Did Gary take sleazy Polaroids of her in his basement? She makes up a lurid sex fantasy, attempting to blackmail him. Hunky Freddie climbs into her bedroom and confesses undying love. We know that never happened. And hapless Franklin? Charlotte uses his sweet virginity against him in vicious revenge, spreading a salacious gay rumor about him and Freddie. Later, he's beaten to a pulp by outraged Freddie. Bleeding, he climbs in her window. Desperate to prove he's not what Charlotte thinks, he lets himself be serviced. No one is purified in her world. If this is war, she's a feral gorgon, out for revenge and acceptance anywhere she can find it.
Disgust, humiliation, abasement – they're all weapons in her arsenal. We might understand her psychic fragility, but not such wanton psychosis. Schultz wants us to forgive her, but we can't, not after her horrid treatment of hapless Franklin. She's heartless. When she sees the light, banishing Heather and making a tepid truce with Dad, there's a glimmer of hope for this wayward little girl, but it comes at a price: We don't believe it. Charlotte's no Helen of Troy, she's Hermione, Helen's daughter, waiting, forever waiting, for Mom to return home to Sparta.
By the time of this revelation, the play's been running two hours. Much too long to depict teen dispiritedness, it becomes repetitive as it plods toward conclusion. Director Kyle Sturdivant conducts with dirge tempo, holding too long on little moments as if they're the key to explaining Charlotte's inner demons. It becomes ponderous. Must Miller have two scenes where he pounds his head in impotent frustration?
Charlotte's confining world is amply conjured by designer Kevin Holden. Wall panels are broken; Dad's den is a La-Z-Boy and side table to hold his ubiquitous scotch; Charlotte's bedroom is a rumpled day bed outlined in cheery string lights, with a cluttered vanity and fan mag pix (mostly models) taped to the wall – a low-rent princess bower. When Charlotte gives her school reports on Helen of Troy, Tim Thompson's video projections mirror her stream of consciousness: gushing clouds pierced by sun for the mythic opener, red mists for the brutal fall of Troy, inky sky full of fading stars for Hermione's plea.

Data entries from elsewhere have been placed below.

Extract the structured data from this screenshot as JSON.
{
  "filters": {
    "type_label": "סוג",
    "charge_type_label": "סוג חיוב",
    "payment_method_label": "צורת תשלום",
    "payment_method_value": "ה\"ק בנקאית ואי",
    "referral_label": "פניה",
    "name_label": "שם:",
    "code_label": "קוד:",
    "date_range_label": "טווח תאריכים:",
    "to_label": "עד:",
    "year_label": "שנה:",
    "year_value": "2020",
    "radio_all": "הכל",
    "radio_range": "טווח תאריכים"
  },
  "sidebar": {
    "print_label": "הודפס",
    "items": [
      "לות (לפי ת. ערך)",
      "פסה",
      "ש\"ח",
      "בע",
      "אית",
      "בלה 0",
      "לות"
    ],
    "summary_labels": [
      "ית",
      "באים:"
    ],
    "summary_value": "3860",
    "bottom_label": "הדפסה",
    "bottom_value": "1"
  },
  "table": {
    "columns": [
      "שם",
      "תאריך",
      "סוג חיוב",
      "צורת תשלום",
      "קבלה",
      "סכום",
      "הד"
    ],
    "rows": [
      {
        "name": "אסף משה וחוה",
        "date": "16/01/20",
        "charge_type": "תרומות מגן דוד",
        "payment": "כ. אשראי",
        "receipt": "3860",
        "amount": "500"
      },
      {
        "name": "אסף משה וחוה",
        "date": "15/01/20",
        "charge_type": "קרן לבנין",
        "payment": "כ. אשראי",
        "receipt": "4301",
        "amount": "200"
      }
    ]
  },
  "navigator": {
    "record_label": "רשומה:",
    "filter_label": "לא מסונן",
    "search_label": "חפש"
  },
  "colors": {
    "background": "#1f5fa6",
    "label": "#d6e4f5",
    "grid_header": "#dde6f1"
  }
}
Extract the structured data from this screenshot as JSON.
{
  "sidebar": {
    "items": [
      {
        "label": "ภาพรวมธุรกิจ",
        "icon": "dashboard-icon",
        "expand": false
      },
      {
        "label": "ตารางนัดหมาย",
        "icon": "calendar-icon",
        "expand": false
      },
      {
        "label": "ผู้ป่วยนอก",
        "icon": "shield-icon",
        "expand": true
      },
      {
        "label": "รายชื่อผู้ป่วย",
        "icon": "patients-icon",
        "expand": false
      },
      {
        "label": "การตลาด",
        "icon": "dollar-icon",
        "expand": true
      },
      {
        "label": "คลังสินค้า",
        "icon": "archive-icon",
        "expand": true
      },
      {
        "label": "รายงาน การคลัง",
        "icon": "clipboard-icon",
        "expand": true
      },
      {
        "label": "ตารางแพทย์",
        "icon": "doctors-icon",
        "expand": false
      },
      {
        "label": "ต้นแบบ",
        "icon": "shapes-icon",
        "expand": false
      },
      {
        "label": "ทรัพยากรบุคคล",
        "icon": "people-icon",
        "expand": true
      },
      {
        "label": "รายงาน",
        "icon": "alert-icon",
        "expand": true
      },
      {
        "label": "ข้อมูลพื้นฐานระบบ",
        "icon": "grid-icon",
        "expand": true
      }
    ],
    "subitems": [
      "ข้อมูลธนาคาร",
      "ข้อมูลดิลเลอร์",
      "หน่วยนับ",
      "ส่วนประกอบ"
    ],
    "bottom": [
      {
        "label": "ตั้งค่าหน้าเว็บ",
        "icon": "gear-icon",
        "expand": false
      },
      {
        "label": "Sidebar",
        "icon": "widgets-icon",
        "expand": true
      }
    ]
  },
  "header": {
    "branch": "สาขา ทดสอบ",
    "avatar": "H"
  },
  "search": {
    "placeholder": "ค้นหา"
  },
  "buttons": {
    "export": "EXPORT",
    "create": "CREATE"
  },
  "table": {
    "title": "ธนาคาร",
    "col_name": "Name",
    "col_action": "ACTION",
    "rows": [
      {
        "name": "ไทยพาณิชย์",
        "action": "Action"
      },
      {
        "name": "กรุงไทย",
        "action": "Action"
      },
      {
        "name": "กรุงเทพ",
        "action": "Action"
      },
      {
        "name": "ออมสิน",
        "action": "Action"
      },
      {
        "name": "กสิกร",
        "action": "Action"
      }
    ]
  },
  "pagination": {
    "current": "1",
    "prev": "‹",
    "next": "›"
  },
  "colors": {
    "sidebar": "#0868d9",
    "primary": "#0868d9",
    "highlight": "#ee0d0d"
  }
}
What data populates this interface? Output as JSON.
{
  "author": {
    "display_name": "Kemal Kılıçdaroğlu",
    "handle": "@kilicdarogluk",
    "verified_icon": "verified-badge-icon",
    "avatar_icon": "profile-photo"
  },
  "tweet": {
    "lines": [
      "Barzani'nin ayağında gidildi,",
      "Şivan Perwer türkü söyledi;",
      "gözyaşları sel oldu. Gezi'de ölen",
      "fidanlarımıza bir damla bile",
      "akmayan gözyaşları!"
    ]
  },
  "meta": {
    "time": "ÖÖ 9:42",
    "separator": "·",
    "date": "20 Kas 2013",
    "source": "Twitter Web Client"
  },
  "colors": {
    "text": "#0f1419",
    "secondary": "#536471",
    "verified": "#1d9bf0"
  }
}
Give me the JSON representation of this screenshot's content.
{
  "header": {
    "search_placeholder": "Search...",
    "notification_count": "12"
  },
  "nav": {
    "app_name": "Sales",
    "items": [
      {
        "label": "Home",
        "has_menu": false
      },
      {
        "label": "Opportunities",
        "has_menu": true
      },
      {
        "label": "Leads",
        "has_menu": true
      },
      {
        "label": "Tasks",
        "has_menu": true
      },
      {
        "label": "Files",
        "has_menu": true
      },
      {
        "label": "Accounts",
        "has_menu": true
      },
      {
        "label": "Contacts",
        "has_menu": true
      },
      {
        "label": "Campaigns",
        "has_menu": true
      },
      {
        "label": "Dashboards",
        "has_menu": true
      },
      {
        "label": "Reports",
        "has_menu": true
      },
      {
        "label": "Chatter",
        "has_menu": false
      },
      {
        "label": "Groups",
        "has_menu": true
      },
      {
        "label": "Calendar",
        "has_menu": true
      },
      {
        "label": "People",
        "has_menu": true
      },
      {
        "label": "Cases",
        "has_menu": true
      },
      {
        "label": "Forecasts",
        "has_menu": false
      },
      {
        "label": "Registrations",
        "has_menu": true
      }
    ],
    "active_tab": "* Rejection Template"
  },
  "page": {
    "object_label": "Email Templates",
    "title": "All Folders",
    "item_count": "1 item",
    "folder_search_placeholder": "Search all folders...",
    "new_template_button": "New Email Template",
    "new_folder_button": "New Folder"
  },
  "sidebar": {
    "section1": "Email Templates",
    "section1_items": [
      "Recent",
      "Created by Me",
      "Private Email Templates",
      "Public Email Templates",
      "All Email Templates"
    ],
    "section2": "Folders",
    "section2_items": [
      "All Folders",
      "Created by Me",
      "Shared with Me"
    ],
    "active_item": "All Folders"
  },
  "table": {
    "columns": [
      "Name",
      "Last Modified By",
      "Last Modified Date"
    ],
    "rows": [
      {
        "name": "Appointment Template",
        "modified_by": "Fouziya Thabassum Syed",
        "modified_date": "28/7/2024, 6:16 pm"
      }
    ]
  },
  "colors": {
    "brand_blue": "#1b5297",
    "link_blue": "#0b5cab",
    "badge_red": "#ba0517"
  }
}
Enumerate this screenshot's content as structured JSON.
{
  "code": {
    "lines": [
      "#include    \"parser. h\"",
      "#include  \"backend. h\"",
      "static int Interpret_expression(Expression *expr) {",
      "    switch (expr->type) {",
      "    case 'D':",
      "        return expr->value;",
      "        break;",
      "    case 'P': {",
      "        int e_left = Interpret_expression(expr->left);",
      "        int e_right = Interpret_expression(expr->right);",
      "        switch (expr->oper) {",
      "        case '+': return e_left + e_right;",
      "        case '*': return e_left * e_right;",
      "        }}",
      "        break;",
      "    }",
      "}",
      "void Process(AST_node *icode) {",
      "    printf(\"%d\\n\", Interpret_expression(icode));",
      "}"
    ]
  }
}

Welch, a lively presence, is onstage throughout and goes through myriad transformations: whiny harpy, needy teen, prophetic Cassandra, shrill temptress, little girl lost – sometimes all at once. In this tour-de-force performance, she's a complicated, muddled vixen, unaware of what she's doing and the devastating effects her actions have on others, and then, quite aware and dangerously out of control. But it's Schultz who prevents us from feeling much sympathy. Everything's so nebulous and on an equal plane. Is Charlotte mad, misunderstood or maligned innocent? Is this a cry from a shattered heart, or the stirrings of a Medea in the making? The journey's quirky, but with redemption within reach, maybe, just maybe, everything will be different. That's when the play aches to begin.
Everything Will Be Different is the distaff bookend to Catastrophic's season at the old DiverseWorks space, which opened last February with another Schultz teen-angst work, The Blackest Shore. (The company moves to MATCH in January, 2016.) One of Schultz's mystery plays would have been enough.
Everything Will Be Different: A Brief History of Helen of Troy. Through December 5. Catastrophic Theatre, North Main at Naylor. For information, call 713-522-2723 or visit catastrophictheatre.com. Pay-what-you-will.